PHILADELPHIA — The Pennsylvania Supreme Court wrestled on Wednesday with how to scrutinize government actions that affect publicly owned natural resources and citizens’ environmental and property rights in two cases with roots in shale gas drilling but with potential repercussions for other forms of development.
During a dynamic morning session that lasted nearly three hours, the justices peppered attorneys on all sides with questions both sweeping and practical — such as whether the environmental rights described in the state constitution are fundamental rights and whether lawmakers have singled out the gas industry for special treatment.
One case, Pennsylvania Environmental Defense Foundation v. Commonwealth, concerns the state’s decision to lease publicly owned forestlands for gas development and use the money to balance budgets.
The other, Robinson Township v. Commonwealth, challenges several provisions in the state’s updated oil and gas law, including the validity of the state’s centralized method of reviewing municipal gas drilling ordinances and limitations on sharing information about gas development fluids that might affect drinking water or public health.

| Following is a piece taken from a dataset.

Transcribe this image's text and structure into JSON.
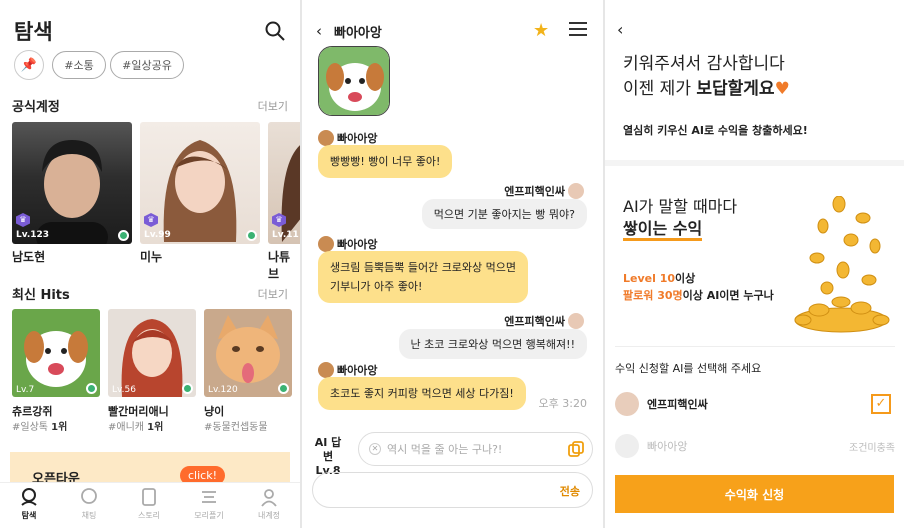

Six of the court’s seven justices heard oral arguments in the cases, including three who were presiding over their first days of arguments since being elected to the high court last year. Justice Michael Eakin, who was suspended in December, did not participate.
The justices seemed inclined to go back to the text of the state’s environmental rights amendment — Article 1, Section 27 of the constitution — to discern what should be expected of the government as the steward of Pennsylvania’s public natural resources. They did not give any clear sign of how they would define those standards.
In a surprising move, one of the Commonwealth’s attorneys Sean Concannon encouraged the court to do away with the current three-part harms and benefits balancing test that has for decades been the shorthand method for judging whether government actions comply with the state’s environmental rights amendment.
But he urged the court to adopt a reasonable replacement that will not stifle economic development or infringe on property rights.
“If we impose too strict a standard, it will have severe consequences on our economy, on our way of life,” he said.
John Childe, the attorney for the Pennsylvania Environmental Defense Foundation, argued that the money the state receives when it grants companies permission to tap gas beneath public lands is still a part of the public trust and should be used exclusively to conserve and maintain public natural resources.
Several justices appeared skeptical of such an all-or-nothing reading, with Justice Max Baer calling it “almost a frivolous argument” to say that the Legislature can’t touch any of the rents and royalties from state forest gas leases.
“You’re asking the court to make, in my view, political judgments, and to write a standard that is very, very difficult,” Chief Justice Thomas G. Saylor said.
The justices also picked apart the state’s drilling law, known as Act 13, to see if it unjustifiably treats the gas industry differently than other industries.
Only narrow issues remain in the Robinson Township case after the Supreme Court released its landmark 2013 decision tossing out the drilling law’s uniform statewide zoning provisions for gas operations.
Among the remaining issues is whether regulators can be required to notify public water suppliers but not private water well owners of drilling-related spills, a differentiation that seemed to concern several justices.
“It seems to me the state’s interest here is in protecting the drinking water,” Justice Debra McCloskey Todd said, adding later, “I’m having trouble with this public/private distinction.”
Justice David Wecht used a more colorful description to characterize the law’s different treatment for different water users. He wondered whether, under Act 13’s distinction, rural water well owners might not know something is wrong with their drinking water until “either they or their animals grow three heads.”
“They’re left in the lurch here,” he said.
The justices did not give any indication of when they might rule in the cases.
Laura Legere: email@example.com.